The Tree of Life has appeared in countless cultures, religions and mythologies all over the world and throughout history. Clearly, the idea of a mystical tree which embodies the essence of life is not unique to any one civilization.
Almost every faith has its own version of the Tree of Life, including Christianity, Buddhism, Islam, Judaism and Hinduism. The Tree of Life symbol even appears on Ancient Egyptian tomb carvings, possibly predating any other culture. However, the Tree of Life is particularly prominent in Celtic tradition and is one of the most enduring and meaningful Celtic symbols.
Trees were pivotal to Celtic life and played an important role in the structure of Celtic society and beliefs. Firstly, the trees of Ireland served a number of invaluable practical purposes. Trees were a natural, abundant source of shelter, food and medicine, and their wood was extensively used for building, weaponry and to create fires for warmth. Native Irish trees were clearly essential to Celtic life and were held in such high regard that they were considered sacred.
It was believed that trees served a significant spiritual purpose and acted as a gateway or portal between this world and the next. The Celts believed that the trees of Ireland held the spirits of their ancestors and that different types of trees had different magical powers that could aid them in times of hardship and adversity.
Tribes and druids would often hold ceremonies and gatherings under trees that were seen as especially hallowed. Under the sprawling coverage of a vast, tremendous tree, they would appoint chieftains in political procedures or perform elaborate rituals to appease the gods.
The Tree of Life was seen as a symbol of nature’s immense forces coming together and intertwining to create balance and harmony in the world. It was seen as a representation of strength, durability, protection, knowledge, experience and wisdom.
Ultimately, the Tree of Life was a perfectly balanced combination of all the forces necessary to maintain and enrich life on Earth. The entwined branches and roots symbolise how all living things are irrevocably interconnected and bound together, dependent on one another for survival.
The symbol is depicted as an Oak tree, as this tree was the largest, strongest and longest-living of all trees. The Oak tree would often attract lightning due to its staggering size and height. The Celts perceived this as a sign from the gods and worshipped the Oak as the most sacred tree of all the native Irish trees.
The Celtic word for Oak is daur, which is the origin of the word door. This reinforces the Celtic idea that native Irish trees were doorways to other worlds. Some believed that if you fell asleep under an Oak tree, you might awake in another world.
The ancient Irish term for the Tree of Life was Crann Bethadh, which literally translates as ‘The Feeding Tree’. If the Celts ever had to clear land in order to build new settlements, they would plant an Oak tree in the centre of the clearing in order to honour the Tree of Life and ensure prosperity.
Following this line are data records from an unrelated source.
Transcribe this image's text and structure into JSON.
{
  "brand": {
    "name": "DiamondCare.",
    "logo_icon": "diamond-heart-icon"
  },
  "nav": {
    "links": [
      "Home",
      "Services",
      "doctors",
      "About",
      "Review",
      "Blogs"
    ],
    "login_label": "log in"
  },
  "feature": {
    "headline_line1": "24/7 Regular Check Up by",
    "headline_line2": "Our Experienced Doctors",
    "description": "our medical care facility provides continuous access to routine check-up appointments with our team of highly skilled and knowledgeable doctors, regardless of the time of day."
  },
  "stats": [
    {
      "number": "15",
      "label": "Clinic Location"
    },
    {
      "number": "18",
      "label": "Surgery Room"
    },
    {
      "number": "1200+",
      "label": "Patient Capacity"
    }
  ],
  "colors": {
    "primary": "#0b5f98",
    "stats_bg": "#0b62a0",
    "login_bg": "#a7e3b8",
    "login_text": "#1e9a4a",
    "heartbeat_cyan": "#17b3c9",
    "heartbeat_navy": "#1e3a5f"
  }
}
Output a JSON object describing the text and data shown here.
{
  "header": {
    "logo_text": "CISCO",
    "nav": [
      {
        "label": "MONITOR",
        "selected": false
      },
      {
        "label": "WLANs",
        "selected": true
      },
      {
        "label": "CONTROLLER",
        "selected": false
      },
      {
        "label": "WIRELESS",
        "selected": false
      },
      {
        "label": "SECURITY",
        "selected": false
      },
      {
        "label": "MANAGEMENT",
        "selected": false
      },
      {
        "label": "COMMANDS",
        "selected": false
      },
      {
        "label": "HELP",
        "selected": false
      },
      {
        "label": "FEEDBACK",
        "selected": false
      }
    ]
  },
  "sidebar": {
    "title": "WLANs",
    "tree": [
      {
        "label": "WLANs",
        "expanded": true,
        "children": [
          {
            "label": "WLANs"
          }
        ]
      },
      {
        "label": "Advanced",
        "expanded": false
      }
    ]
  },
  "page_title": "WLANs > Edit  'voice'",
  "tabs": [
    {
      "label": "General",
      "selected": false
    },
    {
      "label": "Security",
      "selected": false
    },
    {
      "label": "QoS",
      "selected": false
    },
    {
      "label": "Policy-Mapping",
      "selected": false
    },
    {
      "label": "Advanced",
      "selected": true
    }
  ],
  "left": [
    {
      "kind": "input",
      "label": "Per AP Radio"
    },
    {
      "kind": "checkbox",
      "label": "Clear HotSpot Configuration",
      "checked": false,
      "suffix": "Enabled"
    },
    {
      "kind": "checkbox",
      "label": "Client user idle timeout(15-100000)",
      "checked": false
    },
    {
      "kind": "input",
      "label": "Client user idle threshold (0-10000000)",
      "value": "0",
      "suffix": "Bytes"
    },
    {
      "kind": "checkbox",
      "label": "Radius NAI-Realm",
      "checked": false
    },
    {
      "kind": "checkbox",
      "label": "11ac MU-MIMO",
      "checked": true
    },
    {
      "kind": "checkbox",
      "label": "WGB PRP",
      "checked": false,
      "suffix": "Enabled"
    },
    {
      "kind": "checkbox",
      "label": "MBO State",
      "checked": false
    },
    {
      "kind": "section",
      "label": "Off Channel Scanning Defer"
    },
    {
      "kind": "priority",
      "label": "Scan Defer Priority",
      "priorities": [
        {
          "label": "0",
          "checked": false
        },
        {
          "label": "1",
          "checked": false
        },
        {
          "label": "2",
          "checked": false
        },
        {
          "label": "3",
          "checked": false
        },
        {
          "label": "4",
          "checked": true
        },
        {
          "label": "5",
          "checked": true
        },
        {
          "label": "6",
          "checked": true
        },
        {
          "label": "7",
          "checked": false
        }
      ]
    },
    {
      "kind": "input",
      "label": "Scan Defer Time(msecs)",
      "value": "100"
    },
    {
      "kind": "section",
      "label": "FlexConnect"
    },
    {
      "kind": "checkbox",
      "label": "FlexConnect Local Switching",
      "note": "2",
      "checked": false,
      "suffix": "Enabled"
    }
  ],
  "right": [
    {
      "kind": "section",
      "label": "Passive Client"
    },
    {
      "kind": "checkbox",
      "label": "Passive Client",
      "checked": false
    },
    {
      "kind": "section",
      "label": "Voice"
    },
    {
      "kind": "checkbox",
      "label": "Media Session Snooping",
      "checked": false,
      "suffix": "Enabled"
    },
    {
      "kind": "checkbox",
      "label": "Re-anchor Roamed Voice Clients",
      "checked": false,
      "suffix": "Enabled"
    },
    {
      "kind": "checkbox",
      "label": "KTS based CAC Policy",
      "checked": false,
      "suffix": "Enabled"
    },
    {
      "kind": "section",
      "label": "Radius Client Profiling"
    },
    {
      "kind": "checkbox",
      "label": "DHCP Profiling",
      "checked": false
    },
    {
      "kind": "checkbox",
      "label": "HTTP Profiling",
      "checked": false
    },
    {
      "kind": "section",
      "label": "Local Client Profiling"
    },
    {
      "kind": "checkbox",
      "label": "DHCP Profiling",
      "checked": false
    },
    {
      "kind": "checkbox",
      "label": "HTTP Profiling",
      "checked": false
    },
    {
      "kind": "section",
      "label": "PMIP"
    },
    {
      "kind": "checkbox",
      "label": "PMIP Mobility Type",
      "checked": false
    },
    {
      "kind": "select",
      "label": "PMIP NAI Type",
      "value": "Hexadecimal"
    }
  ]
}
If Celtic tribes were ever at war with one another, they believed that cutting down their enemies’ Crann Bethadh tree was a devastating blow to their defences that would render them powerless and vulnerable to attack. During warfare, cutting down such a tree belonging to an adversary was seen as a major victory.
The perfect symmetry of the roots and branches of the Tree of Life was also given great meaning by the Celts. The branches spread freely in the open air, reaching for the sky above, while the roots unfurled and burrowed underground, reaching deep down into the earth.
This is symbolic of the connection between heaven and earth, mind and body, the physical and the spiritual. In this way, the Tree of Life also represents the incessant cycle of life and the gift of rebirth. Like many other Celtic symbols, the Tree of Life is comprised of a Celtic knot. This illustrates how the Tree of Life is eternal, without beginning or end.
Today, the Tree of Life is an extremely popular design or symbol, particularly for those of Irish heritage. It is used to decorate and adorn a number of items from jewellery to various types of containers, and is even commonly used as a tattoo.
Due to its potent symbolism, the Tree of Life is the perfect design to feature on a Celtic cremation urn. Handcrafted urns engraved with the ancient Celtic symbol can be found at Irish Urns and make the perfect resting place for anyone with Irish ancestry.
It is possible to continue the Celtic tradition of the Tree of Life today and have your own Oak tree (or any native Irish tree) planted in the Irish countryside. You can have a tree planted for any conceivable reason, whether it be for a birthday, an anniversary, a wedding, or any other occasion.
Planting a native Irish tree in honour of someone you love who has passed away is a wonderful and deeply touching tribute. Memorial trees are a perfect way of celebrating and preserving a person’s legacy. You can also plant a tree in memory of someone as a sympathy gift or memorial gift for a friend or family member who has lost a loved one. The memorial tree can be planted in the name of the deceased with an official planting certificate sent to the bereaved afterwards.
For more information on memorial trees and sympathy gifts, please click here.
Planting a native Irish tree in honour of a loved one helps to keep alive the Ancient Celts deep connection with nature.